I’m not saying for certain that such people aren’t saved. All I’m saying is that, if they keep living the same way without a change, the evidence starts mounting that they aren’t saved. An encounter with God will change how you live.

Jesus said that if we love Him, we will keep His commandments (John 14:21). This doesn’t mean that we will keep them perfectly. We’ll fail sometimes. But if peoples’ entire lives revolve around sin, a bit of superficial spirituality does not change the reality of their lack of repentance.


Who should be called by God’s name?

I’m not sure why people frequently try to claim obviously unsaved celebrities as fellow Christians. Does thinking that they have their favorite celebrity on their side make them feel cool and like they fit in? Or are they just naive?

Whatever the cause, it is foolish for Christians, including those in the Christian media, to cling desperately to every wearing of a cross, mention of God, prayer, Bible reading, and other similar activities among Godless celebrities.

There are indeed some celebrities who claim to be Christians and whose actions show that they are seeking to live out their faith, and it’s fine to be interested in them. They can use our encouragement, and we can often learn from them, including from their mistakes.

We must be discerning, however, about what celebrities we consider Christians (1 Corinthians 5:11-13). If they are not living as children of God, then we have no reason to believe they are saved. Only those who are truly trusting in and seeking to be like Jesus should be called by His name.

Do you agree?

Thursday, August 8, 2013

Book Review: A Summary of Christian History by Robert Baker

As the title indicates, this book summarizes Christian history from the time of Christ to the present day. It is meant to give readers a basic understanding of the history of Christianity in a relatively short amount of time, and from this foundation they can explore the fullness of Christian history in other books if they so desire.

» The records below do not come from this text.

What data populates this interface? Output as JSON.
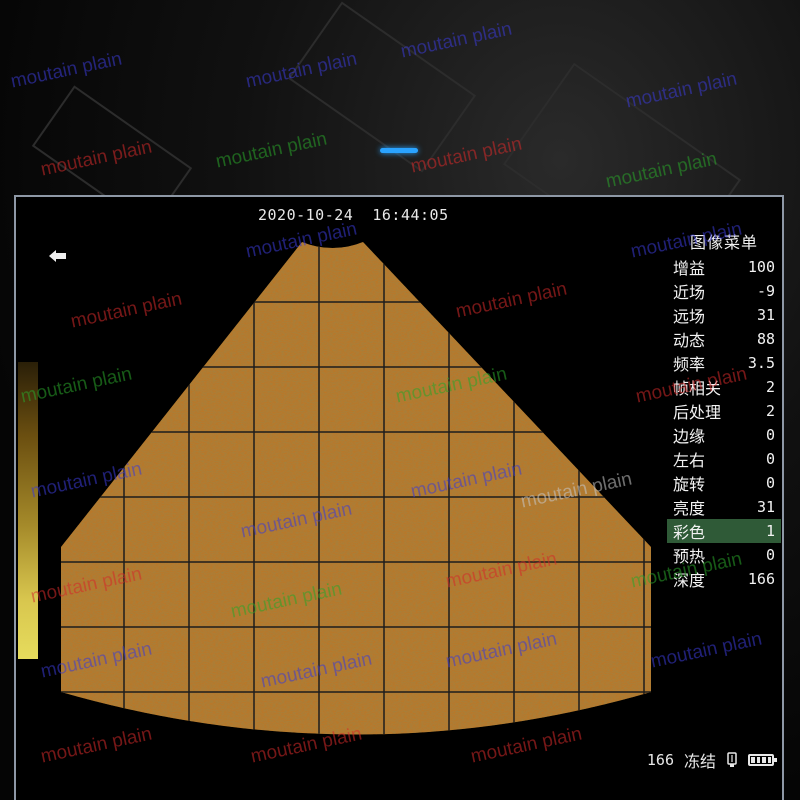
{
  "colors": {
    "accent_blue": "#2aa3ff",
    "scan_orange": "#b9782a",
    "grid_line": "#222222",
    "menu_selected": "#2f5a37",
    "frame_border": "#8e98a6"
  },
  "header": {
    "datetime": "2020-10-24  16:44:05"
  },
  "menu": {
    "title": "图像菜单",
    "items": [
      {
        "label": "增益",
        "value": "100"
      },
      {
        "label": "近场",
        "value": "-9"
      },
      {
        "label": "远场",
        "value": "31"
      },
      {
        "label": "动态",
        "value": "88"
      },
      {
        "label": "频率",
        "value": "3.5"
      },
      {
        "label": "帧相关",
        "value": "2"
      },
      {
        "label": "后处理",
        "value": "2"
      },
      {
        "label": "边缘",
        "value": "0"
      },
      {
        "label": "左右",
        "value": "0"
      },
      {
        "label": "旋转",
        "value": "0"
      },
      {
        "label": "亮度",
        "value": "31"
      },
      {
        "label": "彩色",
        "value": "1"
      },
      {
        "label": "预热",
        "value": "0"
      },
      {
        "label": "深度",
        "value": "166"
      }
    ],
    "selected_index": 11
  },
  "status": {
    "depth": "166",
    "freeze_label": "冻结",
    "battery_level": 1.0
  },
  "icons": {
    "back": "back-arrow-icon",
    "probe": "probe-icon",
    "battery": "battery-icon"
  },
  "watermark": {
    "text": "moutain plain"
  }
}
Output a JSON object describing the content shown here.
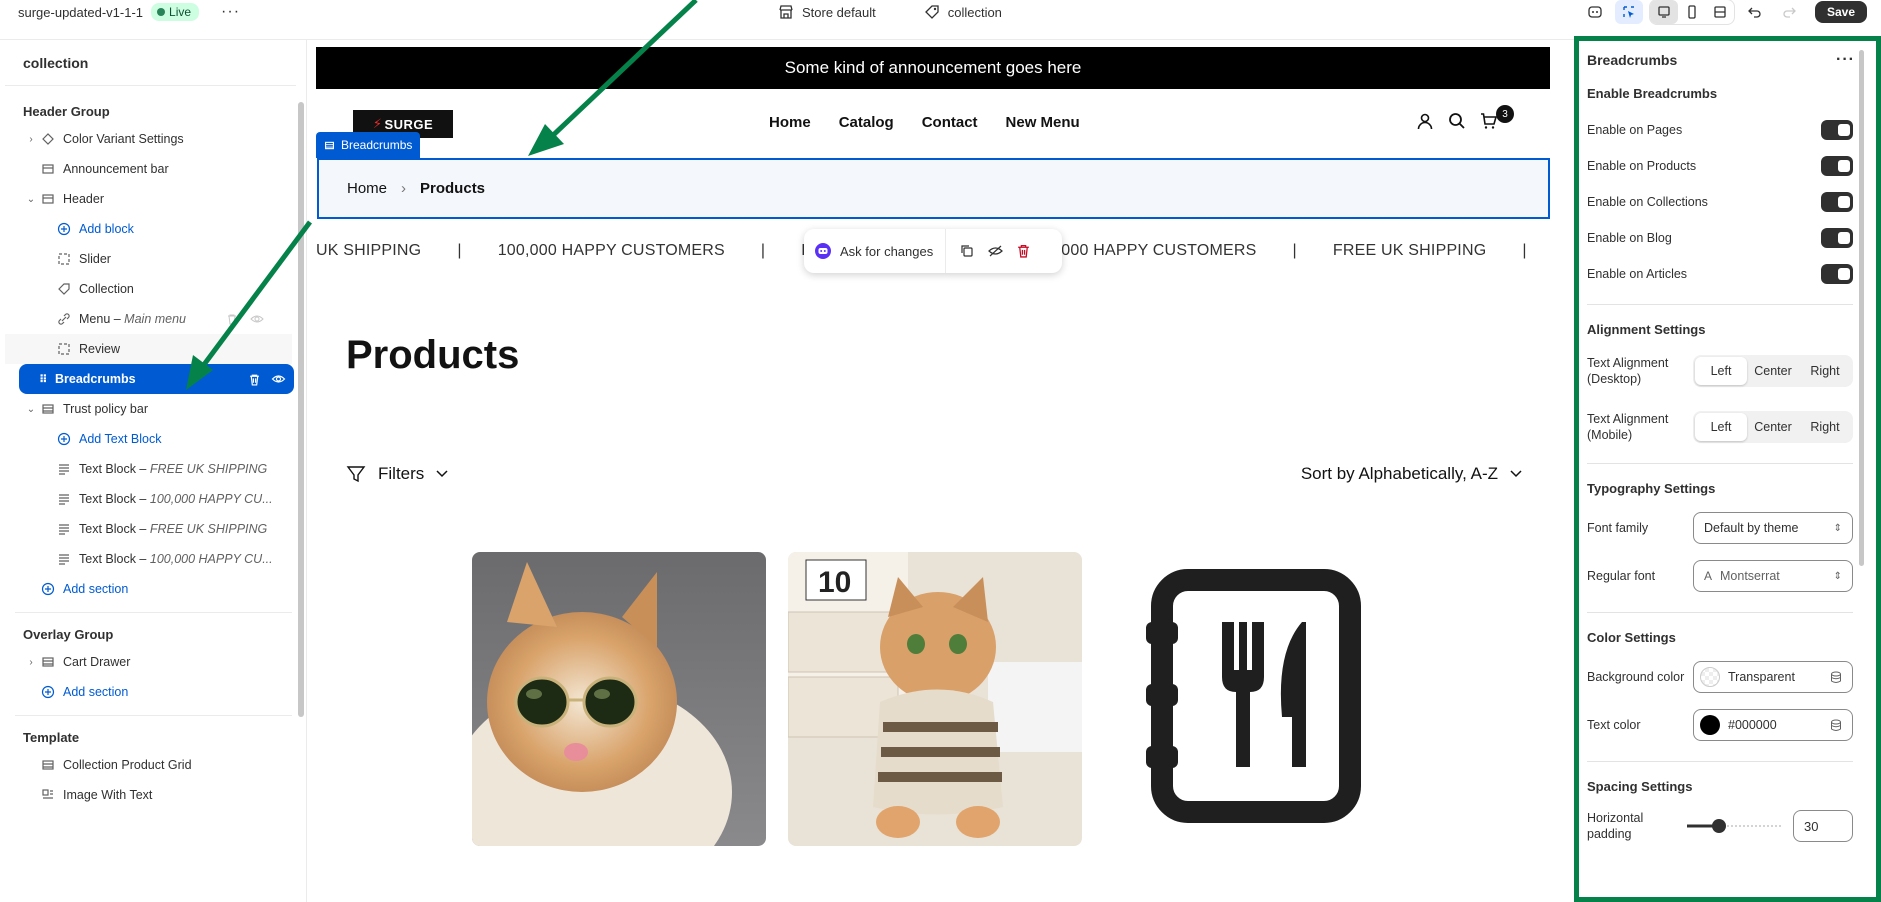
{
  "topbar": {
    "store_name": "surge-updated-v1-1-1",
    "status_badge": "Live",
    "more": "···",
    "store_default": "Store default",
    "template": "collection",
    "save_label": "Save"
  },
  "sidebar": {
    "title": "collection",
    "header_group": {
      "title": "Header Group",
      "items": [
        {
          "label": "Color Variant Settings"
        },
        {
          "label": "Announcement bar"
        },
        {
          "label": "Header"
        },
        {
          "label": "Add block"
        },
        {
          "label": "Slider"
        },
        {
          "label": "Collection"
        },
        {
          "label": "Menu – ",
          "sub": "Main menu"
        },
        {
          "label": "Review"
        },
        {
          "label": "Breadcrumbs"
        },
        {
          "label": "Trust policy bar"
        },
        {
          "label": "Add Text Block"
        },
        {
          "label": "Text Block – ",
          "sub": "FREE UK SHIPPING"
        },
        {
          "label": "Text Block – ",
          "sub": "100,000 HAPPY CU..."
        },
        {
          "label": "Text Block – ",
          "sub": "FREE UK SHIPPING"
        },
        {
          "label": "Text Block – ",
          "sub": "100,000 HAPPY CU..."
        },
        {
          "label": "Add section"
        }
      ]
    },
    "overlay_group": {
      "title": "Overlay Group",
      "items": [
        {
          "label": "Cart Drawer"
        },
        {
          "label": "Add section"
        }
      ]
    },
    "template_group": {
      "title": "Template",
      "items": [
        {
          "label": "Collection Product Grid"
        },
        {
          "label": "Image With Text"
        }
      ]
    }
  },
  "preview": {
    "announcement": "Some kind of announcement goes here",
    "logo": "SURGE",
    "nav": [
      "Home",
      "Catalog",
      "Contact",
      "New Menu"
    ],
    "cart_count": "3",
    "selected_tag": "Breadcrumbs",
    "breadcrumb": {
      "home": "Home",
      "sep": "›",
      "current": "Products"
    },
    "ticker": [
      "UK SHIPPING",
      "|",
      "100,000 HAPPY CUSTOMERS",
      "|",
      "F",
      "000 HAPPY CUSTOMERS",
      "|",
      "FREE UK SHIPPING",
      "|"
    ],
    "ask_for_changes": "Ask for changes",
    "page_title": "Products",
    "filters": "Filters",
    "sort": "Sort by Alphabetically, A-Z"
  },
  "settings": {
    "title": "Breadcrumbs",
    "enable_title": "Enable Breadcrumbs",
    "toggles": [
      {
        "label": "Enable on Pages",
        "on": true
      },
      {
        "label": "Enable on Products",
        "on": true
      },
      {
        "label": "Enable on Collections",
        "on": true
      },
      {
        "label": "Enable on Blog",
        "on": true
      },
      {
        "label": "Enable on Articles",
        "on": true
      }
    ],
    "alignment": {
      "title": "Alignment Settings",
      "desktop_label": "Text Alignment (Desktop)",
      "mobile_label": "Text Alignment (Mobile)",
      "options": [
        "Left",
        "Center",
        "Right"
      ],
      "desktop_value": "Left",
      "mobile_value": "Left"
    },
    "typography": {
      "title": "Typography Settings",
      "font_family_label": "Font family",
      "font_family_value": "Default by theme",
      "regular_font_label": "Regular font",
      "regular_font_value": "Montserrat"
    },
    "colors": {
      "title": "Color Settings",
      "bg_label": "Background color",
      "bg_value": "Transparent",
      "text_label": "Text color",
      "text_value": "#000000"
    },
    "spacing": {
      "title": "Spacing Settings",
      "h_padding_label": "Horizontal padding",
      "h_padding_value": "30"
    }
  },
  "colors": {
    "accent": "#005bd3",
    "annotation": "#058249",
    "live_bg": "#cdfee1"
  }
}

While the plain style this book is written in took a little while to get used to, I soon found it pleasant to read as it carefully laid out the facts in an easy to understand manner. At less than four hundred pages long, I expected to finish this book quickly, but the amount of detail crammed into each chapter caused me to have to read slowly to take in as much information as possible.

I had not read a full account of church history in a long time, so many of the details were hazy in my mind, including how the major denominations came to be. Reading this book helped me better understand the light of the spread of the Gospel and righteousness, as well as the darkness of persecution and erroneous theology throughout the past two thousand years.

The book ends its summary of Christian history in the 1950s, and some big things have happened to Christianity since then, but its record up until that point is fascinating to read. I recommend it to anyone who wants to learn about Christian history, either to give them the basics they need to know, or to help them begin a deeper exploration of Christian history.

There is an updated version out now which I assume goes to the present day.

Friday, August 2, 2013

Movie Review: Robin Hood: The Disney Animal Version

While I had never wondered what the tale of Robin Hood would be like if the characters were portrayed by animals, Disney apparently decided that people would be interested in such a twist on the legend. After seeing Robin Hood and Maid Marian as foxes, Little John as a bear, Friar Tuck as a badger, and other similar animal versions of characters, I have to admit that their experiment was a success.

This gimmick would not have been nearly enough to sustain a movie in and of itself, but the animals are given various adventures to go that are just as entertaining as the characters. Many of the scenes are brilliantly crafted, and the music is good. All of it adds up to make this a Disney classic. A few random anachronisms and plot flaws distract from the story, but otherwise this is a fun animated film that is far more amusing than the strange premise might suggest.

There is a bit of cross-dressing and related humor, some of it mildly inappropriate. Violence is minor and often more silly than realistic.